Saved data entries:
• • • • •
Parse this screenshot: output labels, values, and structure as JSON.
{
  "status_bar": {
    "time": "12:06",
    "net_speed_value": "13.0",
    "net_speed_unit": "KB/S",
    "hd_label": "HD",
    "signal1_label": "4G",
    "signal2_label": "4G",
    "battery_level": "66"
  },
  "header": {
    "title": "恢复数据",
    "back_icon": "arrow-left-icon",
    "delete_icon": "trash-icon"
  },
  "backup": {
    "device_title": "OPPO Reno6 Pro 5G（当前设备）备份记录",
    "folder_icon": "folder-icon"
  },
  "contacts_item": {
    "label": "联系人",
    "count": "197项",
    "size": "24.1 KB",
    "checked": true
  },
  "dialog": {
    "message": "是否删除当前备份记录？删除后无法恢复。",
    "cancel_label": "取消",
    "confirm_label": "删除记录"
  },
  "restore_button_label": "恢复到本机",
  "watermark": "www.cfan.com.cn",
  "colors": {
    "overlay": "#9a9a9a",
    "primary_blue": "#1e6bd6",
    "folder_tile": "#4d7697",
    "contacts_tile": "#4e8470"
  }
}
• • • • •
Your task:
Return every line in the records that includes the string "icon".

Output of the task:
    "back_icon": "arrow-left-icon",
    "delete_icon": "trash-icon"
    "folder_icon": "folder-icon"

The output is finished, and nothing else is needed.